Task details:
Copy every line of the entries that includes the word "description".

Page and application data records:

+ + + +

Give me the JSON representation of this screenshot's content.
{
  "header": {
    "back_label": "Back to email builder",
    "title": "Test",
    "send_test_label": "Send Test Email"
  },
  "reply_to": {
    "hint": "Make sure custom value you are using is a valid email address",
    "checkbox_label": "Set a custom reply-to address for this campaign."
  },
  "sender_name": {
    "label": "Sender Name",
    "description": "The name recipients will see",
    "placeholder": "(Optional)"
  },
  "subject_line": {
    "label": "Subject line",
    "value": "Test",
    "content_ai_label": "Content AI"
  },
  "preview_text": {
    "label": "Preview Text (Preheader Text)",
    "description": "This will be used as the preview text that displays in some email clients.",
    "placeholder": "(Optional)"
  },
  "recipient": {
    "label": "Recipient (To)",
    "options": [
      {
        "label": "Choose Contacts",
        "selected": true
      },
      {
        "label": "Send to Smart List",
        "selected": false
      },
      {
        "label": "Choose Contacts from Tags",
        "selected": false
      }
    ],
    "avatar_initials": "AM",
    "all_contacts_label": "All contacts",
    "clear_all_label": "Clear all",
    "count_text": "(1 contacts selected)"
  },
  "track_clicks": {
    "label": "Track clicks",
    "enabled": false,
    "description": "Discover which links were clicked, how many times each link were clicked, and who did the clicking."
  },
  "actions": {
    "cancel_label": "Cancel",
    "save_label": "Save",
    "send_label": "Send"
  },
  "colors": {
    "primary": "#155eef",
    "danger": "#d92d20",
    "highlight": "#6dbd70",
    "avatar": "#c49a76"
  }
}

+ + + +

Your response:
    "description": "The name recipients will see",
    "description": "This will be used as the preview text that displays in some email clients.",
    "description": "Discover which links were clicked, how many times each link were clicked, and who did the clicking."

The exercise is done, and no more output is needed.